§ **Given entries**
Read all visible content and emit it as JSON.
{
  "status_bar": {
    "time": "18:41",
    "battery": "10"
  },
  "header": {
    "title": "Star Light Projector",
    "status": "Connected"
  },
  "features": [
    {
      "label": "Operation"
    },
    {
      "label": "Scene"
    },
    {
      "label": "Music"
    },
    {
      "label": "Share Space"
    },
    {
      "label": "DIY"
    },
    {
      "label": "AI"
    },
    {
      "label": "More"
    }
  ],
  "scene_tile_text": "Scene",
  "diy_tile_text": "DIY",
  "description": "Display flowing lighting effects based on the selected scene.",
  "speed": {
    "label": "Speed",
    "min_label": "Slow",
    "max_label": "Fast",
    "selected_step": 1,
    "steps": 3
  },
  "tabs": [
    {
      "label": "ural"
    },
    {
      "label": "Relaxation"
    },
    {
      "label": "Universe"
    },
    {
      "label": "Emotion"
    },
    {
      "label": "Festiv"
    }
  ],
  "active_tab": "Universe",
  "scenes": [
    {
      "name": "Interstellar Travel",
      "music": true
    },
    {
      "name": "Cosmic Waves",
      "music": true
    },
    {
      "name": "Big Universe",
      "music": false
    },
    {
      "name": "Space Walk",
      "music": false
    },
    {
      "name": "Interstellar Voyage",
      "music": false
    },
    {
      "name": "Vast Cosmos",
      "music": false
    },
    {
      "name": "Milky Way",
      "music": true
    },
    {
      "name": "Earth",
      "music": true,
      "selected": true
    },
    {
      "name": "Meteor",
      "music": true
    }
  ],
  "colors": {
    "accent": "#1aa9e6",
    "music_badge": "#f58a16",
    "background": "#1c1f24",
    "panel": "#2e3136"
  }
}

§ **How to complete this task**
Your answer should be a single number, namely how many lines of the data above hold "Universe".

§ **Finished task**
3